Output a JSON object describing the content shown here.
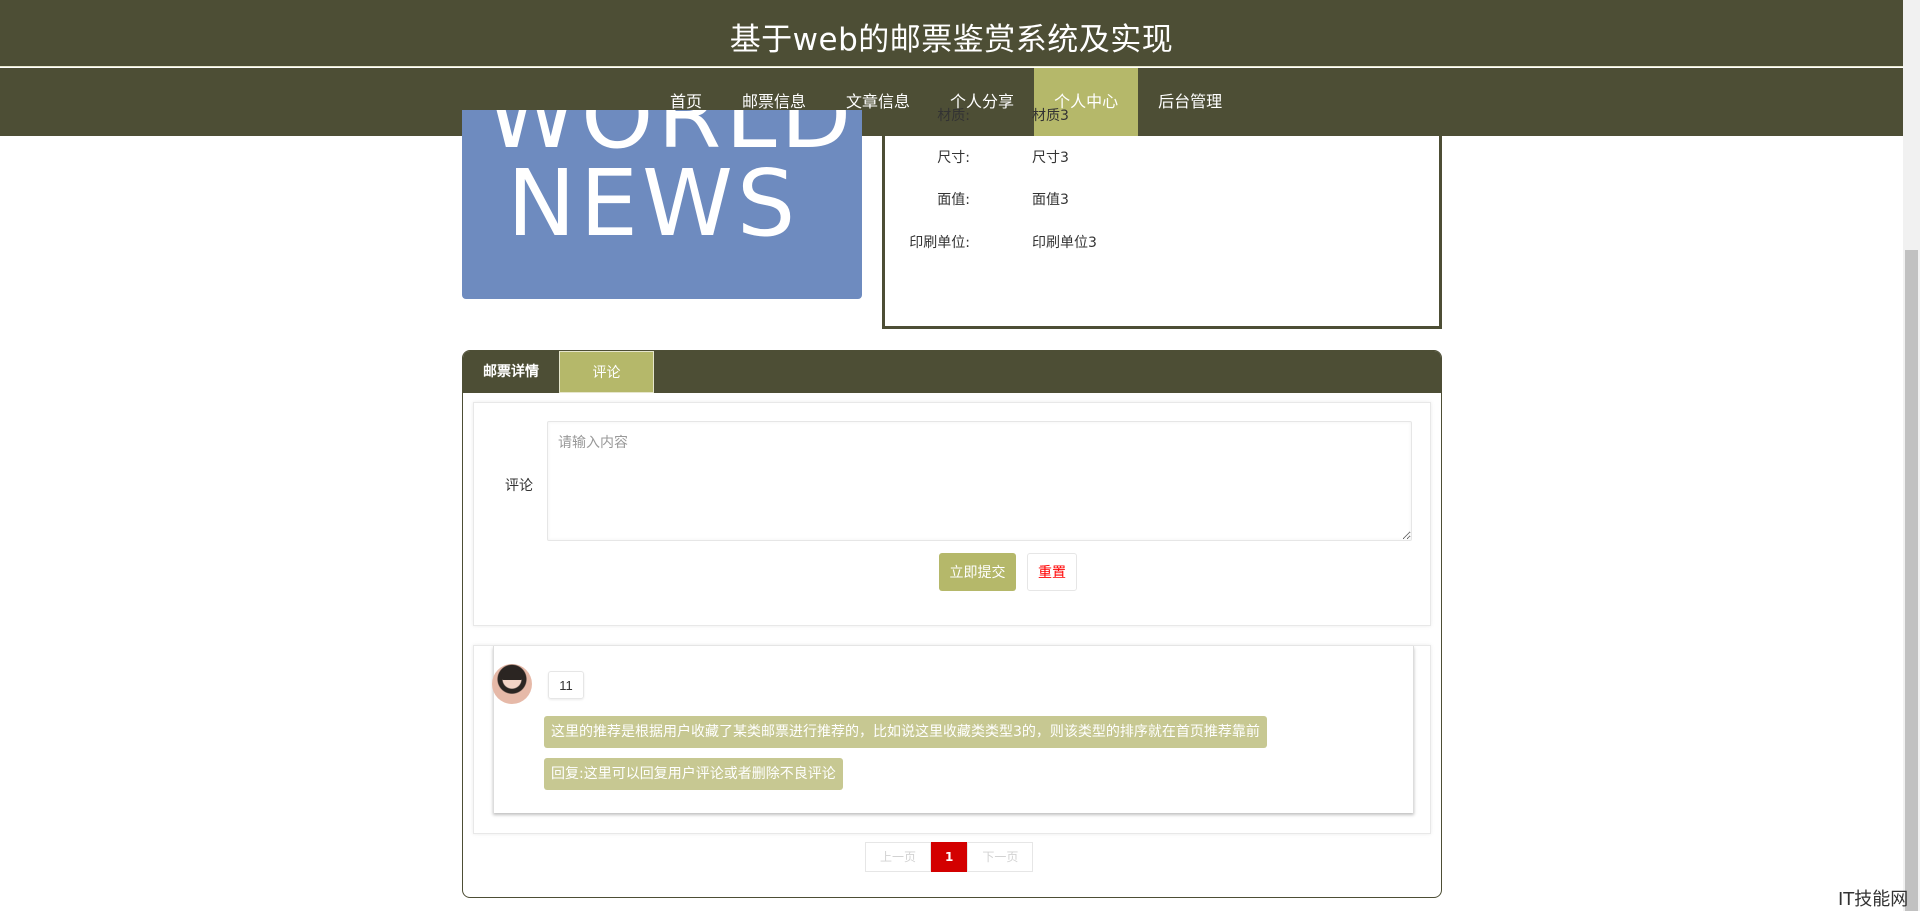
{
  "header": {
    "site_title": "基于web的邮票鉴赏系统及实现"
  },
  "nav": {
    "items": [
      {
        "label": "首页"
      },
      {
        "label": "邮票信息"
      },
      {
        "label": "文章信息"
      },
      {
        "label": "个人分享"
      },
      {
        "label": "个人中心"
      },
      {
        "label": "后台管理"
      }
    ],
    "active": "个人中心"
  },
  "stamp": {
    "image_text": "NEWS",
    "image_text_partial": "WORLD",
    "fields": [
      {
        "label": "材质:",
        "value": "材质3"
      },
      {
        "label": "尺寸:",
        "value": "尺寸3"
      },
      {
        "label": "面值:",
        "value": "面值3"
      },
      {
        "label": "印刷单位:",
        "value": "印刷单位3"
      }
    ]
  },
  "tabs": [
    {
      "label": "邮票详情"
    },
    {
      "label": "评论"
    }
  ],
  "comment_form": {
    "label": "评论",
    "placeholder": "请输入内容",
    "submit_label": "立即提交",
    "reset_label": "重置"
  },
  "comments": [
    {
      "username": "11",
      "content": "这里的推荐是根据用户收藏了某类邮票进行推荐的，比如说这里收藏类类型3的，则该类型的排序就在首页推荐靠前",
      "reply": "回复:这里可以回复用户评论或者删除不良评论"
    }
  ],
  "pagination": {
    "prev": "上一页",
    "current": "1",
    "next": "下一页"
  },
  "watermark": "IT技能网",
  "colors": {
    "primary": "#4d4e35",
    "accent": "#b5b86a",
    "bubble": "#c7c892",
    "page_current": "#d30000"
  }
}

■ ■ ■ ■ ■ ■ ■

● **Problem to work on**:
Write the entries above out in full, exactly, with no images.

● **Written response**:
Output a JSON object describing the content shown here.
{
  "header": {
    "site_title": "基于web的邮票鉴赏系统及实现"
  },
  "nav": {
    "items": [
      {
        "label": "首页"
      },
      {
        "label": "邮票信息"
      },
      {
        "label": "文章信息"
      },
      {
        "label": "个人分享"
      },
      {
        "label": "个人中心"
      },
      {
        "label": "后台管理"
      }
    ],
    "active": "个人中心"
  },
  "stamp": {
    "image_text": "NEWS",
    "image_text_partial": "WORLD",
    "fields": [
      {
        "label": "材质:",
        "value": "材质3"
      },
      {
        "label": "尺寸:",
        "value": "尺寸3"
      },
      {
        "label": "面值:",
        "value": "面值3"
      },
      {
        "label": "印刷单位:",
        "value": "印刷单位3"
      }
    ]
  },
  "tabs": [
    {
      "label": "邮票详情"
    },
    {
      "label": "评论"
    }
  ],
  "comment_form": {
    "label": "评论",
    "placeholder": "请输入内容",
    "submit_label": "立即提交",
    "reset_label": "重置"
  },
  "comments": [
    {
      "username": "11",
      "content": "这里的推荐是根据用户收藏了某类邮票进行推荐的，比如说这里收藏类类型3的，则该类型的排序就在首页推荐靠前",
      "reply": "回复:这里可以回复用户评论或者删除不良评论"
    }
  ],
  "pagination": {
    "prev": "上一页",
    "current": "1",
    "next": "下一页"
  },
  "watermark": "IT技能网",
  "colors": {
    "primary": "#4d4e35",
    "accent": "#b5b86a",
    "bubble": "#c7c892",
    "page_current": "#d30000"
  }
}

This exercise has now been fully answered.